Gelato is the quintessential Italian frozen dessert. It is said to have been invented by the ancient Romans who used fresh snow from the mountains and added fruit – this was the original snow cone. However, the gelato we know and love today was first created in Florence for the Medici family and later perfected by a Sicilian fisherman named Francesco Procopio dei Coltelli, who mechanized the process with his own gelato maker. In Rome the challenge is not finding a gelateria – there is nearly one on every block – but rather to find a gelateria that uses natural ingredients and not powdered ones.
There are about a dozen fabulous gelato shops in Rome selling the real thing. I have listed here three notable places where your taste buds are sure to be dazzled.

  • One of the most historic gelaterias in Rome is Giolitti. Their oldest location is in the neighborhood of Testaccio where they have been making gelato the same way since 1914. There you will find some of the best zabaione (egg nog) and cioccolato fondente (dark chocolate) in the city.
    Giolitti Via A. Vespucci 35; Tel: 39-06-57446006
  • For this next place I have to thank this post by Rome blogger Amanda Ruggeri who wrote about now-famous gelateria, I Caruso, on her food blog. While everything at I Caruso is amazing, the pistachio is to die for.
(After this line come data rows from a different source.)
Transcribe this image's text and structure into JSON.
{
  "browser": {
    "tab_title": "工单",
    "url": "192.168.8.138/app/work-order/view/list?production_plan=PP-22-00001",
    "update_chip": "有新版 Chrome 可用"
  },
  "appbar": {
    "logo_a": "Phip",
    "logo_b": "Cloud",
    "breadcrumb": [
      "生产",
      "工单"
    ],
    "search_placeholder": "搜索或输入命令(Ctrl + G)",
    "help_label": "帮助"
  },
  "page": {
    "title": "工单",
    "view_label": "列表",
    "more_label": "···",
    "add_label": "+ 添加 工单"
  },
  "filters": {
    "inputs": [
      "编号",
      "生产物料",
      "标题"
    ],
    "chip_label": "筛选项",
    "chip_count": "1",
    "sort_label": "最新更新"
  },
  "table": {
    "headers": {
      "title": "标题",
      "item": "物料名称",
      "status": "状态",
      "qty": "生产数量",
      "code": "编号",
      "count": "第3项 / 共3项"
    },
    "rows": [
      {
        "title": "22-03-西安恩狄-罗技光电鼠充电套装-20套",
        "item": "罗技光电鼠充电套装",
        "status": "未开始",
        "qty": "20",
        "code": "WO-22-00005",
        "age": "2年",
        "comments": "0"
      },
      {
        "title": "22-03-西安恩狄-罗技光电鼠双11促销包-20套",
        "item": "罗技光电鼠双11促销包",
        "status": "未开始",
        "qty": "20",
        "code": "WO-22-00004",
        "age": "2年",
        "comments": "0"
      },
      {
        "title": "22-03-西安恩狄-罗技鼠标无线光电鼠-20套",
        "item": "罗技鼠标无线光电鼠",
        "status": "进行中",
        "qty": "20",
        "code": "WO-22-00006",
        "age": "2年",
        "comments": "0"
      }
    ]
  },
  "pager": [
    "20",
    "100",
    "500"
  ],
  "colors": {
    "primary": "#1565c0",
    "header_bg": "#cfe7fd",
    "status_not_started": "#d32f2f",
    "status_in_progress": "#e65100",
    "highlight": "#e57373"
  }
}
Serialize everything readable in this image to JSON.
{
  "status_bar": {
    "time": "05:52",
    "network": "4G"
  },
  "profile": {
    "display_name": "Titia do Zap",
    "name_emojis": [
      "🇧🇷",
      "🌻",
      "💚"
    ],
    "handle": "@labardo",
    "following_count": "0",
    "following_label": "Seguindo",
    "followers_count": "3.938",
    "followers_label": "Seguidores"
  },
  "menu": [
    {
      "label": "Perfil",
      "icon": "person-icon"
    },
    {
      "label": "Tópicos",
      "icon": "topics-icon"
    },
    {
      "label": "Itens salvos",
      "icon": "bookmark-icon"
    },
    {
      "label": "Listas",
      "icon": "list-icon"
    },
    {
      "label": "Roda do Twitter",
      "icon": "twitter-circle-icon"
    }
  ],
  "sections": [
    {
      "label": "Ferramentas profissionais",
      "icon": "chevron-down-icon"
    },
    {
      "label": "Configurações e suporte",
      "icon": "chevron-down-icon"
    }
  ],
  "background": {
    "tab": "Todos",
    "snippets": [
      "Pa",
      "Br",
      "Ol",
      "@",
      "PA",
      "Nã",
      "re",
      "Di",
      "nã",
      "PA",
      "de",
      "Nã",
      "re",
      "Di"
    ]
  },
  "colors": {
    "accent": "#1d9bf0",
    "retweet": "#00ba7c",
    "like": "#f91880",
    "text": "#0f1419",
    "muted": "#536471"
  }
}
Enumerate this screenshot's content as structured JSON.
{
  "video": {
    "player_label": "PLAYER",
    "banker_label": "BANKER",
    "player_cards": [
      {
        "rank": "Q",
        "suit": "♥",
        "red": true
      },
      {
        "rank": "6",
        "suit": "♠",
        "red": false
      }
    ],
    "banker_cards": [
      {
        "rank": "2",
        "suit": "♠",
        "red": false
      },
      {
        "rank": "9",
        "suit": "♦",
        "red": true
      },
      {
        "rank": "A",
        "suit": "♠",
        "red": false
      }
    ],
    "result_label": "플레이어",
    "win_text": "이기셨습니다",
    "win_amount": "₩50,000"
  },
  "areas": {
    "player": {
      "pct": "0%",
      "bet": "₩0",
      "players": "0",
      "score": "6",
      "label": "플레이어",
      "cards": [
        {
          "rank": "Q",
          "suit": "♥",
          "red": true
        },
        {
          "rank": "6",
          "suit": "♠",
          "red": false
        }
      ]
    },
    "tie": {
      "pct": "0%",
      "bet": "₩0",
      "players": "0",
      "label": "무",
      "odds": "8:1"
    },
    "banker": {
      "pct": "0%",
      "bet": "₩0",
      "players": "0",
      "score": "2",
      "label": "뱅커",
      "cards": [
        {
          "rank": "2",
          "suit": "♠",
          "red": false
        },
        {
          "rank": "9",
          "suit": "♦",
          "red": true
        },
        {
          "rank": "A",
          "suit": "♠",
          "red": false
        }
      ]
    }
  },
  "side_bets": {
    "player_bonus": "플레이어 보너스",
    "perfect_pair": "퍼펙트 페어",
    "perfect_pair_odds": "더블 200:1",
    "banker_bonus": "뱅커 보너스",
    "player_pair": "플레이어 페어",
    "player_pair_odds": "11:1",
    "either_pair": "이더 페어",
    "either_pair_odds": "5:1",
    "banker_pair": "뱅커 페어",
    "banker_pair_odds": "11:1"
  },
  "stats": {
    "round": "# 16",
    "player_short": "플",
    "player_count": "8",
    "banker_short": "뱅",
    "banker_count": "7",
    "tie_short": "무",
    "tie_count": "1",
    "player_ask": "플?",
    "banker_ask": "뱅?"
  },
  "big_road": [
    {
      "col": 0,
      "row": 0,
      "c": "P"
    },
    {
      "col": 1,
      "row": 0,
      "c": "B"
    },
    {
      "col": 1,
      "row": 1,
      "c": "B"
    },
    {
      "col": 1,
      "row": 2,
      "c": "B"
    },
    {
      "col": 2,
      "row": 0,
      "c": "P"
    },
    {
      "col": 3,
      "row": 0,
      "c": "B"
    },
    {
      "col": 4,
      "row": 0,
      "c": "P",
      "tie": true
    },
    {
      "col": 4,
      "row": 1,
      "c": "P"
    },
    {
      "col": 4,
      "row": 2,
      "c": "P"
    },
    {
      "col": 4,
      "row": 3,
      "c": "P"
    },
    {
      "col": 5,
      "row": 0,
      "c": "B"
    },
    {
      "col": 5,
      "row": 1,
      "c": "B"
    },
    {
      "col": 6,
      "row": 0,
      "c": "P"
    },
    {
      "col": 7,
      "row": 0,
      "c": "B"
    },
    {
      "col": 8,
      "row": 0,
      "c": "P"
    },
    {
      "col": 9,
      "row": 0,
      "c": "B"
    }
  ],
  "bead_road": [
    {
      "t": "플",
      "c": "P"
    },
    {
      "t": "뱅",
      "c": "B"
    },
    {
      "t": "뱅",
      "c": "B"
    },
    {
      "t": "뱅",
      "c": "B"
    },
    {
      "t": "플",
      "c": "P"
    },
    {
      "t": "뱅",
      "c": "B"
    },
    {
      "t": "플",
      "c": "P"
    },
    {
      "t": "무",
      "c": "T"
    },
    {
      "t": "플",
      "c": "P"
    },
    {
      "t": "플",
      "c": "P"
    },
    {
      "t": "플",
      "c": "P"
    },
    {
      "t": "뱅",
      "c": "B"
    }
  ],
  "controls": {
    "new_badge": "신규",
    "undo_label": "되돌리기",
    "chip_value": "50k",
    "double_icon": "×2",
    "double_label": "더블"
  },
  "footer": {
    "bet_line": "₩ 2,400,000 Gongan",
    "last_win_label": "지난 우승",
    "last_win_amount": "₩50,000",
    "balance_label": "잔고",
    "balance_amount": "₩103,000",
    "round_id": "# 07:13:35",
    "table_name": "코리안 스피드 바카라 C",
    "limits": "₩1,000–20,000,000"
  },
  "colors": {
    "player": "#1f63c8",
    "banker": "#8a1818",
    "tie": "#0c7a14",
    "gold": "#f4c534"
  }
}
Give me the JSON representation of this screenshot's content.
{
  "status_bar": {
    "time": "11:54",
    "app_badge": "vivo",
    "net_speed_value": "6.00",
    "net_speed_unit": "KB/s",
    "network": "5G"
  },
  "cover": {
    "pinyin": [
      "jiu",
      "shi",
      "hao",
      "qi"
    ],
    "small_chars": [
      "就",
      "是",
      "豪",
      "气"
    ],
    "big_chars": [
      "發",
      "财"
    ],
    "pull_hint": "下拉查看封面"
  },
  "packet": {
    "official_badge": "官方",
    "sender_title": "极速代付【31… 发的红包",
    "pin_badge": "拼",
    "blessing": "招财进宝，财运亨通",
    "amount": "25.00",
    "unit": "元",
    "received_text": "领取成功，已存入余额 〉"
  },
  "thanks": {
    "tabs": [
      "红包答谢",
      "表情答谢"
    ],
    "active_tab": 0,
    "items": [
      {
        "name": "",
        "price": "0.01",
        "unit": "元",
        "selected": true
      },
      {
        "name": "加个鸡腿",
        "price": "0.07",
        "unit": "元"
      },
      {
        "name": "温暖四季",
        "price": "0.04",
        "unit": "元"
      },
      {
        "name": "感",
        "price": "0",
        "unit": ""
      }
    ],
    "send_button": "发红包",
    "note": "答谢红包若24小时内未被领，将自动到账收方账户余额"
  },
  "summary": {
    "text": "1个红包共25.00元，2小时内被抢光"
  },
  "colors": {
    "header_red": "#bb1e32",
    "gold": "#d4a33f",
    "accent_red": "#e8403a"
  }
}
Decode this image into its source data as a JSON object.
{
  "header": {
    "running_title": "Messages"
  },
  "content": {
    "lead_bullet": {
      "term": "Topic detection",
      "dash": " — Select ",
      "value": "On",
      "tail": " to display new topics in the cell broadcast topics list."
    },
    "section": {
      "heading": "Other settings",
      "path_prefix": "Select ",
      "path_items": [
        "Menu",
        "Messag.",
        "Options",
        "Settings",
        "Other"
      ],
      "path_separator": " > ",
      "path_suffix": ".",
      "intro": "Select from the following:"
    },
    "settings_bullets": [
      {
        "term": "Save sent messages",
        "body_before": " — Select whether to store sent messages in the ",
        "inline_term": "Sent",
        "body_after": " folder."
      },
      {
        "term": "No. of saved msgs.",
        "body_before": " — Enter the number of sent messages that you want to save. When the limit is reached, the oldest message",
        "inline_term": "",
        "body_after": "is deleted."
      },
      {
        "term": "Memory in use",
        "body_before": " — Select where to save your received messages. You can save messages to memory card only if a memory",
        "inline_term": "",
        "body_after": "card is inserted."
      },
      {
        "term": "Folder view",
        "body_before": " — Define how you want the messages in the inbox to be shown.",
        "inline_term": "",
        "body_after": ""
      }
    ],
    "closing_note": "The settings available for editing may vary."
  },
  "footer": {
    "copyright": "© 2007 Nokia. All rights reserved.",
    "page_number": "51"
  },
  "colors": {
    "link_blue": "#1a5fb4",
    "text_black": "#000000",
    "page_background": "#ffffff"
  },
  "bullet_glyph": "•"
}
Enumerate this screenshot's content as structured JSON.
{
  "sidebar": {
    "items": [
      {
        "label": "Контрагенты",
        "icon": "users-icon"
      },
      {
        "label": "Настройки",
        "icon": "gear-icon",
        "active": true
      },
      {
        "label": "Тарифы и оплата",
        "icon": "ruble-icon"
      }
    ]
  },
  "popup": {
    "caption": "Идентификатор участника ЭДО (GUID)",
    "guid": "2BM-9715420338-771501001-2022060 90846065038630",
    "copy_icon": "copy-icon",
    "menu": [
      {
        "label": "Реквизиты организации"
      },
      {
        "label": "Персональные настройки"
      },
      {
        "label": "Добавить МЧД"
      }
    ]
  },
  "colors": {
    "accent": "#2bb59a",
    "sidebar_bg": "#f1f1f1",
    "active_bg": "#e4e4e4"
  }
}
    I Caruso Via Collina, 13-15; Tel: 39-0642918674
  • If you are looking to taste some new gelato flavors that exceed even your wildest dreams, then visit one of the incredible gelaterias of gelato guru, Claudio Torcè. At all of his locations he carries close to 100 flavors, many of which you cannot find anywhere else in the whole city, for one simple reason – they never existed before. Try the ricotta, chocolate and coconut, or the poppy seed, or the habanero pepper, or any of many other radical flavors that will make choosing just two the hardest decision you will make all year.
    Gelato di Claudio Torcè Viale Aventino 59; Piazza Monte D’Oro 91/92;Viale Aventino 59; Via Prassilla 39;Via dell’Aeronautica 105; Tel: 39-06-5128948

About the Author:
Kenny Dunn is the owner of Eating Italy Food Tours, offering daily food tasting and cultural walking tours through Rome’s most delicious and offbeat neighborhoods. For more information, visit the Eating Italy Food Tours in Rome website.
All the delectable photos in this article are all rights reserved by Kenny Dunn, and may not be used without permission.